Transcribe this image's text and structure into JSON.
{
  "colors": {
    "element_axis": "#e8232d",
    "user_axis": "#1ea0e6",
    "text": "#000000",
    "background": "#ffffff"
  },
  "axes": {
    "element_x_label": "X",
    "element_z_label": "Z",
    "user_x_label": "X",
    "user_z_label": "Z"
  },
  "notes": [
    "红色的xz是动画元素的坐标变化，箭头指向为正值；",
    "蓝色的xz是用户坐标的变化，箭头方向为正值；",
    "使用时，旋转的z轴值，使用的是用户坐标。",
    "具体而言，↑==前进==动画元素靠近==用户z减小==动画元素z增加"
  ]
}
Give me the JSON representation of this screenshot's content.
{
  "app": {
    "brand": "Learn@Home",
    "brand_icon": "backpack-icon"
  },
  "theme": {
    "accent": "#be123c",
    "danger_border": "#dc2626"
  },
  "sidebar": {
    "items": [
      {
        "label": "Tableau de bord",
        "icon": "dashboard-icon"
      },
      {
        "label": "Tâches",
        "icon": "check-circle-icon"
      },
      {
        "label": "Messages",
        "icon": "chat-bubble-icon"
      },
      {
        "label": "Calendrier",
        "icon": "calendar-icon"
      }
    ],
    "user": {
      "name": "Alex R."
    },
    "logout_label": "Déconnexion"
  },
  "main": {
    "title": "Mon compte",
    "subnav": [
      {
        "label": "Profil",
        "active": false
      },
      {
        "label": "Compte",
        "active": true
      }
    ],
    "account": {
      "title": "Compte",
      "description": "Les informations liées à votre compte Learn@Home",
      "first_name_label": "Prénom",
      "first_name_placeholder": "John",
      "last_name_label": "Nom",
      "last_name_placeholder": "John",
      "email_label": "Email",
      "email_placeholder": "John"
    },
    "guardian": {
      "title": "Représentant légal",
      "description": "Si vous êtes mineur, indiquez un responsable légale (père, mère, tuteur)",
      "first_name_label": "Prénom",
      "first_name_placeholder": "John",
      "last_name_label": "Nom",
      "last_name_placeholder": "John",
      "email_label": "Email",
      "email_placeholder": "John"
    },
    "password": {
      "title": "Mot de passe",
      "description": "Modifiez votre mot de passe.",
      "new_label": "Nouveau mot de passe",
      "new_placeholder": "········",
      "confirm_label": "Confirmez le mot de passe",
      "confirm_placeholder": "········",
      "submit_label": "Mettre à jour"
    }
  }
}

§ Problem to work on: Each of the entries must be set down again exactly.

§ Reply:
Transcribe this image's text and structure into JSON.
{
  "colors": {
    "element_axis": "#e8232d",
    "user_axis": "#1ea0e6",
    "text": "#000000",
    "background": "#ffffff"
  },
  "axes": {
    "element_x_label": "X",
    "element_z_label": "Z",
    "user_x_label": "X",
    "user_z_label": "Z"
  },
  "notes": [
    "红色的xz是动画元素的坐标变化，箭头指向为正值；",
    "蓝色的xz是用户坐标的变化，箭头方向为正值；",
    "使用时，旋转的z轴值，使用的是用户坐标。",
    "具体而言，↑==前进==动画元素靠近==用户z减小==动画元素z增加"
  ]
}
Give me the JSON representation of this screenshot's content.
{
  "app": {
    "brand": "Learn@Home",
    "brand_icon": "backpack-icon"
  },
  "theme": {
    "accent": "#be123c",
    "danger_border": "#dc2626"
  },
  "sidebar": {
    "items": [
      {
        "label": "Tableau de bord",
        "icon": "dashboard-icon"
      },
      {
        "label": "Tâches",
        "icon": "check-circle-icon"
      },
      {
        "label": "Messages",
        "icon": "chat-bubble-icon"
      },
      {
        "label": "Calendrier",
        "icon": "calendar-icon"
      }
    ],
    "user": {
      "name": "Alex R."
    },
    "logout_label": "Déconnexion"
  },
  "main": {
    "title": "Mon compte",
    "subnav": [
      {
        "label": "Profil",
        "active": false
      },
      {
        "label": "Compte",
        "active": true
      }
    ],
    "account": {
      "title": "Compte",
      "description": "Les informations liées à votre compte Learn@Home",
      "first_name_label": "Prénom",
      "first_name_placeholder": "John",
      "last_name_label": "Nom",
      "last_name_placeholder": "John",
      "email_label": "Email",
      "email_placeholder": "John"
    },
    "guardian": {
      "title": "Représentant légal",
      "description": "Si vous êtes mineur, indiquez un responsable légale (père, mère, tuteur)",
      "first_name_label": "Prénom",
      "first_name_placeholder": "John",
      "last_name_label": "Nom",
      "last_name_placeholder": "John",
      "email_label": "Email",
      "email_placeholder": "John"
    },
    "password": {
      "title": "Mot de passe",
      "description": "Modifiez votre mot de passe.",
      "new_label": "Nouveau mot de passe",
      "new_placeholder": "········",
      "confirm_label": "Confirmez le mot de passe",
      "confirm_placeholder": "········",
      "submit_label": "Mettre à jour"
    }
  }
}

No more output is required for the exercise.